Some of the causes may include radon exposure in our homes, second-hand smoke, other environmental and occupational exposures, or genetic predisposition. Recent research suggests that infection with human papillomavirus (HPV) may also play a role.
Read more: Lung Cancer Symptoms in Women Over 50
We have learned that the symptoms of heart attack are different in women and men and this is the case in lung cancer.
Men with lung cancer are more likely to have respiratory infections due to persistent coughing, spitting blood, or tumors obstructing the airways. Instead, the first symptoms of lung cancer in women are usually an unclear feeling of shortness of breath (sometimes due to age or weight gain or malformation) and fatigue.
These differences in symptoms may, at least in part, be related to differences in the type of lung cancer between women and men.
Males are more likely to develop small-cell lung cancer or squamous cell lung cancer. These cancers often grow near or in the large airways of the lungs. They can easily cause coughing, bleeding or blockages in the airways that cause infections such as pneumonia or collapse of the lungs (atelectasis).
In contrast, pulmonary adenocarcinoma is by far the most common type of lung cancer in women. These tumors usually grow in the periphery of the lungs, away from the large airways. For this reason, they are less likely to give rise to a cough, cause a person to cough up the blood, or obstruct the airways that lead to infections.
Instead, adenocarcinomas can grow quite large before being detected. This growth can lead to slowly worsening the lack of breath and fatigue. Women often have no symptoms until these lung cancers have spread (metastatizados) to other regions of the body. Brain metastases can cause eye symptoms, numbness, or weakness. Metastases to the bones can cause bone pain, back pain, chest pain, or shoulder pain. Other symptoms related to metastatic cancer may occur in general, such as unintentional weight loss.
Less common symptoms
As mentioned above, the most common types of lung cancer in men tend to grow near Central Airways. These tumors tend to cause symptoms in the progression of the disease, which is due to the presence of tumors in the vicinity of the airways. As can be seen earlier in lung cancers located in men with a cough, blood clotting (atelectasis) and cough, which causes lung collapse.
Another group of symptoms that are occasionally seen with lung cancer is something called paraneoplastic syndrome. A paraneoplastic syndrome is a group of symptoms caused by hormone-like substances secreted by tumors and is most often seen with small cell lung cancers, squamous cell lung cancers, and cell carcinomas Large, cancers that are most often found in men.
Paraneoplastic symptoms may include a high level of calcium in the blood (hypercalcemia), a low level of sodium, weakness in the upper limbs, loss of coordination, and muscle cramps among other symptoms.
Symptoms of Lung Cancer in Women Over 50
The treatments you and your doctor choose, often include a combination of therapies.
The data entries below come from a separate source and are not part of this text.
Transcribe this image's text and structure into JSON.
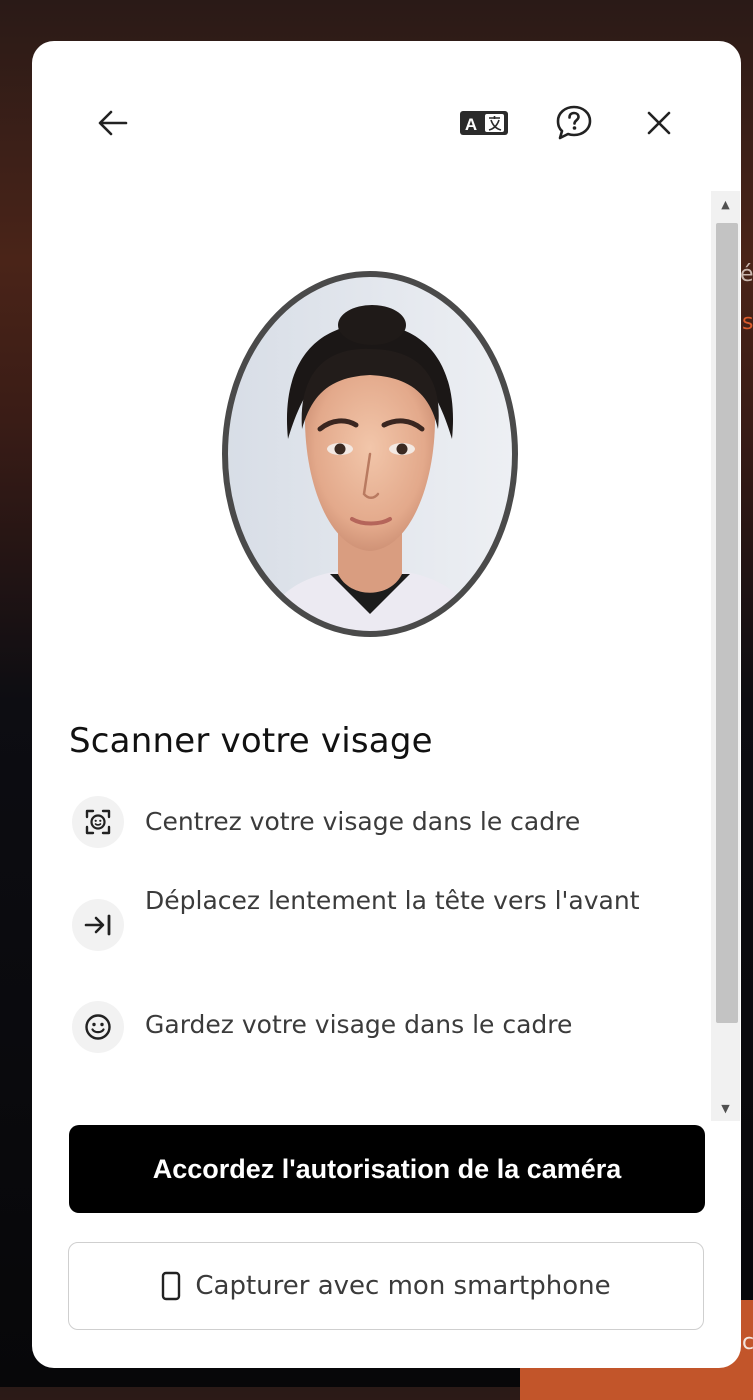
{
  "background": {
    "partial_text_1": "é",
    "partial_text_2": "s",
    "partial_text_3": "c"
  },
  "header": {
    "back_icon": "arrow-left-icon",
    "translate_icon": "translate-icon",
    "help_icon": "help-bubble-icon",
    "close_icon": "close-icon"
  },
  "main": {
    "title": "Scanner votre visage",
    "steps": [
      {
        "icon": "face-scan-icon",
        "text": "Centrez votre visage dans le cadre"
      },
      {
        "icon": "arrow-to-line-icon",
        "text": "Déplacez lentement la tête vers l'avant"
      },
      {
        "icon": "smiley-icon",
        "text": "Gardez votre visage dans le cadre"
      }
    ]
  },
  "actions": {
    "primary_label": "Accordez l'autorisation de la caméra",
    "secondary_label": "Capturer avec mon smartphone",
    "secondary_icon": "smartphone-icon"
  },
  "colors": {
    "primary_button_bg": "#000000",
    "modal_bg": "#ffffff",
    "oval_border": "#4a4a4a"
  }
}
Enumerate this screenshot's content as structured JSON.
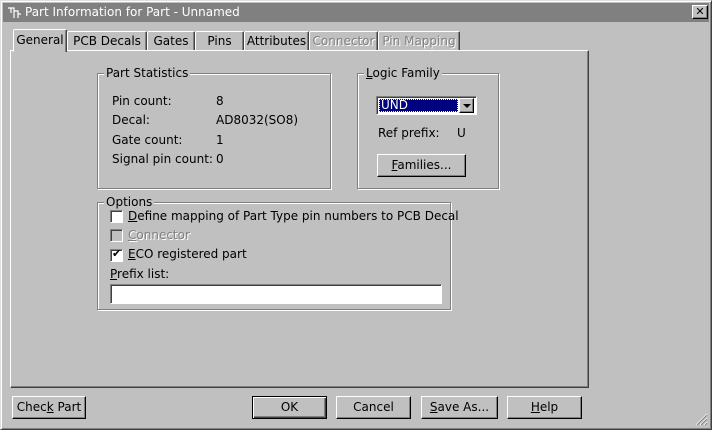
{
  "window": {
    "title": "Part Information for Part - Unnamed",
    "close_glyph": "✕"
  },
  "tabs": [
    {
      "label": "General",
      "state": "active"
    },
    {
      "label": "PCB Decals",
      "state": "normal"
    },
    {
      "label": "Gates",
      "state": "normal"
    },
    {
      "label": "Pins",
      "state": "normal"
    },
    {
      "label": "Attributes",
      "state": "normal"
    },
    {
      "label": "Connector",
      "state": "disabled"
    },
    {
      "label": "Pin Mapping",
      "state": "disabled"
    }
  ],
  "part_statistics": {
    "legend": "Part Statistics",
    "rows": [
      {
        "label": "Pin count:",
        "value": "8"
      },
      {
        "label": "Decal:",
        "value": "AD8032(SO8)"
      },
      {
        "label": "Gate count:",
        "value": "1"
      },
      {
        "label": "Signal pin count:",
        "value": "0"
      }
    ]
  },
  "logic_family": {
    "legend_mnemonic": "L",
    "legend_rest": "ogic Family",
    "selected": "UND",
    "ref_prefix_label": "Ref prefix:",
    "ref_prefix_value": "U",
    "families_button_mnemonic": "F",
    "families_button_rest": "amilies..."
  },
  "options": {
    "legend": "Options",
    "define_mapping": {
      "mnemonic": "D",
      "rest": "efine mapping of Part Type pin numbers to PCB Decal",
      "checked": false
    },
    "connector": {
      "mnemonic": "C",
      "rest": "onnector",
      "checked": false,
      "disabled": true
    },
    "eco_registered": {
      "mnemonic": "E",
      "rest": "CO registered part",
      "checked": true,
      "check_glyph": "✔"
    },
    "prefix_list_label_mnemonic": "P",
    "prefix_list_label_rest": "refix list:",
    "prefix_list_value": ""
  },
  "buttons": {
    "check_part": {
      "pre": "Chec",
      "mnemonic": "k",
      "post": " Part"
    },
    "ok": "OK",
    "cancel": "Cancel",
    "save_as": {
      "mnemonic": "S",
      "rest": "ave As..."
    },
    "help": {
      "mnemonic": "H",
      "rest": "elp"
    }
  },
  "colors": {
    "face": "#c0c0c0",
    "titlebar": "#808080",
    "selection": "#000080"
  }
}
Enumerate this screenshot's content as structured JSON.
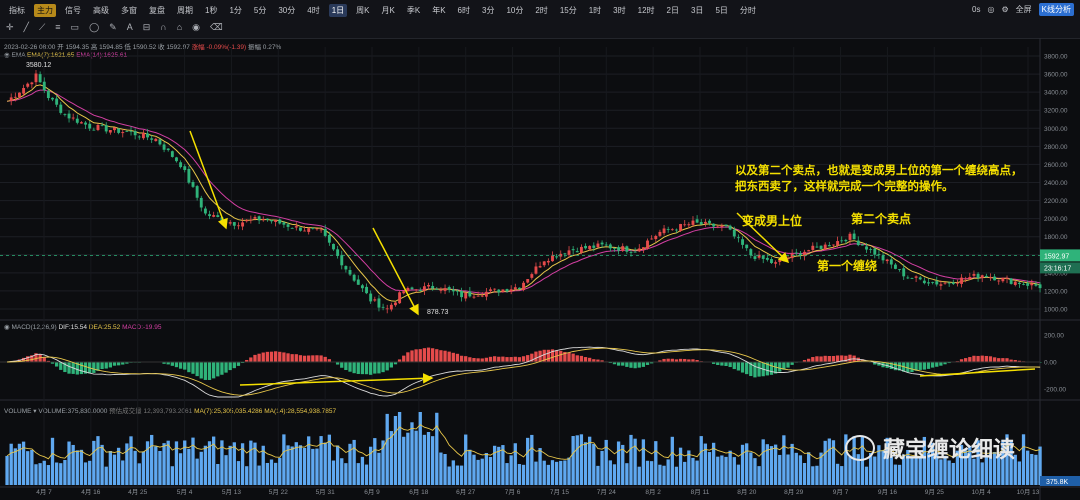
{
  "toolbar": {
    "row1": [
      "指标",
      "主力",
      "信号",
      "高级",
      "多窗",
      "复盘",
      "周期",
      "1秒",
      "1分",
      "5分",
      "30分",
      "4时",
      "1日",
      "周K",
      "月K",
      "季K",
      "年K",
      "6时",
      "3分",
      "10分",
      "2时",
      "15分",
      "1时",
      "3时",
      "12时",
      "2日",
      "3日",
      "5日",
      "分时"
    ],
    "right": [
      "0s",
      "全屏",
      "K线分析"
    ]
  },
  "ohlc": {
    "date": "2023-02-26 08:00",
    "open": "开 1594.35",
    "high": "高 1594.85",
    "low": "低 1590.52",
    "close": "收 1592.97",
    "change": "涨幅 -0.09%(-1.39)",
    "amp": "振幅 0.27%"
  },
  "ema_legend": {
    "name": "EMA",
    "ema7": "EMA(7):1621.65",
    "ema14": "EMA(14):1625.61"
  },
  "macd_legend": {
    "name": "MACD(12,26,9)",
    "dif": "DIF:15.54",
    "dea": "DEA:25.52",
    "macd": "MACD:-19.95"
  },
  "vol_legend": {
    "name": "VOLUME",
    "vol": "VOLUME:375,830.0000",
    "amount": "预估成交量 12,393,793.2061",
    "ma7": "MA(7):25,305,035.4286",
    "ma14": "MA(14):28,554,938.7857"
  },
  "price_tag": "1592.97",
  "time_tag": "23:16:17",
  "vol_tag": "375.8K",
  "annotations": {
    "para_line1": "以及第二个卖点，也就是变成男上位的第一个缠绕高点，",
    "para_line2": "把东西卖了，这样就完成一个完整的操作。",
    "male_top": "变成男上位",
    "second_sell": "第二个卖点",
    "first_wrap": "第一个缠绕",
    "hi_label": "3580.12",
    "lo_label": "878.73"
  },
  "watermark": "藏宝缠论细读",
  "colors": {
    "up": "#e54b4b",
    "down": "#2fb37a",
    "ema7": "#e7c64a",
    "ema14": "#d33fa2",
    "dif": "#d8d8d8",
    "dea": "#e7c64a",
    "arrow": "#f5e000"
  },
  "chart_data": [
    {
      "type": "candlestick",
      "title": "",
      "y_ticks": [
        1000,
        1200,
        1400,
        1600,
        1800,
        2000,
        2200,
        2400,
        2600,
        2800,
        3000,
        3200,
        3400,
        3600,
        3800
      ],
      "ylim": [
        900,
        3900
      ],
      "x_ticks": [
        "4月 7",
        "4月 16",
        "4月 25",
        "5月 4",
        "5月 13",
        "5月 22",
        "5月 31",
        "6月 9",
        "6月 18",
        "6月 27",
        "7月 6",
        "7月 15",
        "7月 24",
        "8月 2",
        "8月 11",
        "8月 20",
        "8月 29",
        "9月 7",
        "9月 16",
        "9月 25",
        "10月 4",
        "10月 13"
      ],
      "close_anchors": [
        [
          0,
          3300
        ],
        [
          4,
          3450
        ],
        [
          7,
          3580
        ],
        [
          10,
          3350
        ],
        [
          14,
          3150
        ],
        [
          20,
          3020
        ],
        [
          30,
          2950
        ],
        [
          36,
          2880
        ],
        [
          42,
          2600
        ],
        [
          48,
          2050
        ],
        [
          55,
          1950
        ],
        [
          62,
          2000
        ],
        [
          70,
          1900
        ],
        [
          76,
          1850
        ],
        [
          82,
          1450
        ],
        [
          88,
          1100
        ],
        [
          92,
          1000
        ],
        [
          96,
          1200
        ],
        [
          104,
          1250
        ],
        [
          110,
          1150
        ],
        [
          118,
          1200
        ],
        [
          124,
          1250
        ],
        [
          130,
          1550
        ],
        [
          136,
          1650
        ],
        [
          144,
          1700
        ],
        [
          152,
          1650
        ],
        [
          158,
          1850
        ],
        [
          166,
          1950
        ],
        [
          174,
          1900
        ],
        [
          180,
          1600
        ],
        [
          186,
          1500
        ],
        [
          192,
          1630
        ],
        [
          198,
          1700
        ],
        [
          204,
          1800
        ],
        [
          210,
          1620
        ],
        [
          218,
          1350
        ],
        [
          226,
          1280
        ],
        [
          236,
          1380
        ],
        [
          244,
          1300
        ],
        [
          250,
          1250
        ]
      ],
      "highlights": {
        "high": 3580.12,
        "low": 878.73
      }
    },
    {
      "type": "macd",
      "y_ticks": [
        200,
        0,
        -200
      ],
      "ylim": [
        -260,
        260
      ]
    },
    {
      "type": "bar",
      "title": "VOLUME"
    }
  ]
}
To understand how they are used, it can help define the purpose of these different treatments.
- Local treatments-local treatments are designed to eliminate cancer cells at the source, locally, and include surgery and radiotherapy.
- Systemic treatments-systemic treatments are designed to treat cancer cells in any part of the body, not just in the lungs. This is important if cancer has spread beyond the lungs or if there is a possibility that at least a few cells have traveled beyond the lungs. Systemic treatments include chemotherapy, targeted therapies, and immunotherapy.